was educated at Trinity College, Cambridge, where he graduated M.A. 1805, and D.D. 1825; he was admitted ad eundem at Oxford in 1834. He subsequently joined St. John's College. Having taken holy orders, he married, 19 May 1806, Mary, eldest daughter of Manners Sutton [q. v.], archbishop of Canterbury, by whom in 1809 he was collated to the benefices of Bishopsbourne and Ivychurch, Kent. In 1810 he was appointed chancellor and prebendary of Exeter, which appointments he held till 1816. On 21 Dec. 1812 he was installed chancellor of Salisbury Cathedral. In 1816 he was collated by his father-in-law to a prebendal stall at Canterbury Cathedral, and in the same year he received the enormously rich stall of Finsbury at St. Paul's, which he held till his death. In 1822 he was made archdeacon of Canterbury, and in 1825, on the death of Dr. Gerrard Andrewes [q. v.], he was raised to the deanery. Two years later (15 July 1827), on the death of Dr. Walker King, he was consecrated bishop of Rochester, from which see, after a few months' tenure, he was translated, on the death of Dr. Samuel Goodenough [q. v.], to that of Carlisle. This bishopric he held till his death.
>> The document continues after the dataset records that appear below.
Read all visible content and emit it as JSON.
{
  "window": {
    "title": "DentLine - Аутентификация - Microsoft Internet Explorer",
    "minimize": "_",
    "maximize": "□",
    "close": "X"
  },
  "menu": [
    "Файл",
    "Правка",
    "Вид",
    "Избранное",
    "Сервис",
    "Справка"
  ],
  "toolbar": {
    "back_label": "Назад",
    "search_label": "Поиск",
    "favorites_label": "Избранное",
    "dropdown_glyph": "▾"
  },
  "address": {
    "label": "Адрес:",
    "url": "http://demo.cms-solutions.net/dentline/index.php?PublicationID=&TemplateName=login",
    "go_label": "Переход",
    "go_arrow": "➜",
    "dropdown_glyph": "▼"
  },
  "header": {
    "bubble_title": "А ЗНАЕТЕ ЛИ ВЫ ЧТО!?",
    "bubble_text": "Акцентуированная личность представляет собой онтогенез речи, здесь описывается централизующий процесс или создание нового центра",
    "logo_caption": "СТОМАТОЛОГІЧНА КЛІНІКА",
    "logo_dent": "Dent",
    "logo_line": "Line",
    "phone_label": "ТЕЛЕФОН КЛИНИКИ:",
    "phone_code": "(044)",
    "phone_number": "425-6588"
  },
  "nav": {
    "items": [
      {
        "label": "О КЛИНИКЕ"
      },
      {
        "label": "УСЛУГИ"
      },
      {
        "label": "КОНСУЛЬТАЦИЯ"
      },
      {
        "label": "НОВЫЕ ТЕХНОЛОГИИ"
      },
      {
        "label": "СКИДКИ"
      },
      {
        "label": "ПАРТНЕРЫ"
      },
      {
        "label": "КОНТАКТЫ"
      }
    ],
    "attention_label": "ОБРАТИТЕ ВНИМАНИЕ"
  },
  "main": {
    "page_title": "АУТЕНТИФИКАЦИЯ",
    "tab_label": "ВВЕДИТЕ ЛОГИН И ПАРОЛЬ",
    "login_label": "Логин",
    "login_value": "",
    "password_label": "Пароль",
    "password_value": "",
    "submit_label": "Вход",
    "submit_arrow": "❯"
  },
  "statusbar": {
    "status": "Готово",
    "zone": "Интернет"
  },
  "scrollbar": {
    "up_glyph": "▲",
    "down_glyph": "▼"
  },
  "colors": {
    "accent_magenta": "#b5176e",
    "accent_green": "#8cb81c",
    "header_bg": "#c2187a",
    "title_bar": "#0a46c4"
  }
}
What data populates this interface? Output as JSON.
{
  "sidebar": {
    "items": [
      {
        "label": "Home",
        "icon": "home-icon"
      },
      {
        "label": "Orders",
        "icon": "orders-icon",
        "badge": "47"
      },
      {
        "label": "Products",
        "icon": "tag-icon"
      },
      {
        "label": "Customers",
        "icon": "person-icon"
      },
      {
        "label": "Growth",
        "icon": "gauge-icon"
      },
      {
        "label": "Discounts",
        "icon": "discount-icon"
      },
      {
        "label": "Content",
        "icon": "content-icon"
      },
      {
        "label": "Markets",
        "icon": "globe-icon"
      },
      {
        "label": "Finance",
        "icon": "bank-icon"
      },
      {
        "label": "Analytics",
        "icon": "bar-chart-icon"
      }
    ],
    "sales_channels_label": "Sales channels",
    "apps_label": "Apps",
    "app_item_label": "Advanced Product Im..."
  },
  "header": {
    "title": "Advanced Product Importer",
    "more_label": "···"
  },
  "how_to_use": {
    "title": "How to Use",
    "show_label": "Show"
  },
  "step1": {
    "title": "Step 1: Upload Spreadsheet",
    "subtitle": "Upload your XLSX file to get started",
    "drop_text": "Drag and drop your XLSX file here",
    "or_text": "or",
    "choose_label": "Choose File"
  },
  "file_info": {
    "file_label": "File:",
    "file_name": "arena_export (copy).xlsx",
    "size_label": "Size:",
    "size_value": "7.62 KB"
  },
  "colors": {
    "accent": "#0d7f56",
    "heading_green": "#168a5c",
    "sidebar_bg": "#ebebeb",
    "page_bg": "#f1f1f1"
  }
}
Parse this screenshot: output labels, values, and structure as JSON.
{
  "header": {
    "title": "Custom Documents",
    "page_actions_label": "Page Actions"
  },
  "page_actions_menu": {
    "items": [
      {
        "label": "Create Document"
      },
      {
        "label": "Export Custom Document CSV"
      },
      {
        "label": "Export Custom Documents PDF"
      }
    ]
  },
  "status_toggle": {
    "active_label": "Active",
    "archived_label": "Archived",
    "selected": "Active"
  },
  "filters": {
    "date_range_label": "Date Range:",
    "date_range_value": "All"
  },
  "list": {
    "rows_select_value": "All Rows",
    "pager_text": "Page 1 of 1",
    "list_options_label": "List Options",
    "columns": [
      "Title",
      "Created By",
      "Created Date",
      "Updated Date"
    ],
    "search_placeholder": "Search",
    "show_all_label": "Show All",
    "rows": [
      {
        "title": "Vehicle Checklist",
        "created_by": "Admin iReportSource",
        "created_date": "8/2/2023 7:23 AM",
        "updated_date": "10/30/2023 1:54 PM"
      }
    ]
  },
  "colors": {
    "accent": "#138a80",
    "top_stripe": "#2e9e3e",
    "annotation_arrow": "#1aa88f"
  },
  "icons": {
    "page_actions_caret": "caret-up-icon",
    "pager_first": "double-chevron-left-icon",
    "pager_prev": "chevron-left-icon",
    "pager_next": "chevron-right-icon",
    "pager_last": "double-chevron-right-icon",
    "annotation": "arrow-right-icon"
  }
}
While dean of Canterbury he promoted the repair of the interior of the cathedral, 'clearing off the whitewash and removing modern incongruities,' personally superintending the work. As a bishop, though not approaching the modern standard of episcopal activity, Percy proved himself able and efficient. 'With him,' writes Chancellor Ferguson, 'a new regime set in,' and a quickened life began to stir in the diocese. In 1838 he established a clergy aid society, and in 1855 a diocesan education society. He found Rose Castle, the episcopal residence, much dilapidated and deformed with incongruous additions. Determined to make it worthy of the see, he called in the quaker architect Thomas Rickman [q. v.], under whose directions the house was entirely remodelled without any detriment to its mediaeval character. The main cost was defrayed out of the episcopal revenues, but he is stated to have spent 40,000l. of his own money on the gardens, grounds, and outbuildings. A rosary, in which he delighted, was laid out by Sir Joseph Paxton [q. v.], who also formed the terraced gardens. A prelate of the old school, he is described as a genial specimen of a courtly country gentleman. He was fond of farming, in which he showed much practical skill. Few were better judges of a horse. On his long journeys to and from London, to attend the House of Lords, he used to drive his four horses himself. He died at Rose Castle on 5 Feb. 1856, and was buried in the parish churchyard of Dalston. His first wife, by whom he had a large family of three sons and eight daughters, died in September 1831. He married, secondly, in February 1840, Mary, the daughter of Sir William Hope Johnstone, G.C.B. His eldest son, Algernon, married Emily, daughter of Bishop Reginald Heber [q. v.], and heiress of her uncle, Richard Heber [q. v.], and assumed the name of Heber in addition to his own.
[Burke's Peerage, ed. 1895, p. 1074; Gent. Mag. 1856, pt. i. p. 421 ; Le Neve's Fasti, ed. Hardy; Ferguson's Diocesan Hist. of Carlisle; private information.]
PERCY, JAMES (1619–1690?), claimant to the earldom of Northumberland, born, it was alleged, at Harrowden in Northamptonshire in 1619, was the only surviving son of Henry Percy, by Lydia, daughter of Robert Cope of Horton in Northamptonshire. His grandfather was generally admitted to be Henry Percy ‘of Pavenham’ in Bedfordshire. When, upon the death of Jocelyn Percy, eleventh earl of Northumberland, and son of Algernon, tenth earl [q. v.], his only daughter Elizabeth, eventually Duchess of Somerset, succeeded to all the transmissible honours of her ancestry, James Percy, who had hitherto successfully followed the trade of trunkmaker in Dublin, came forward and challenged her great inheritance. The eleventh earl died at Turin on 21 May 1670, and the trunkmaker arrived in London in pursuit of his claims on 11 Oct. in that year. He waited, however, for some months, until the widowed countess, who was pregnant, had given birth to a dead child, and it was not until 3 Feb. 1671 that he entered his claim at the signet office, and presented a petition to the House of Lords praying for recognition in his person of the title, style, honours, and dignity of Baron Percy and Earl of Northumberland, as great-grandson of Sir Richard Percy, the fifth son of Henry, eighth earl [q. v.] Through Sir Richard, a soldier of repute, who had died at Angers, aged 73, in 1648, he claimed to be next-of-kin in the male line. Shortly afterwards the dowager-countess protested against his claim, and on 28 Feb. 1672 the House of Lords dismissed his petition as baseless. Not only, it was contended against the petitioner, had Sir Richard by general belief died unmarried, but it was impossible that a man born in 1575 should have a great-grandson born in 1619. Undeterred by the failure of his first assault upon the title, which he regarded as ‘tentative or merely provocative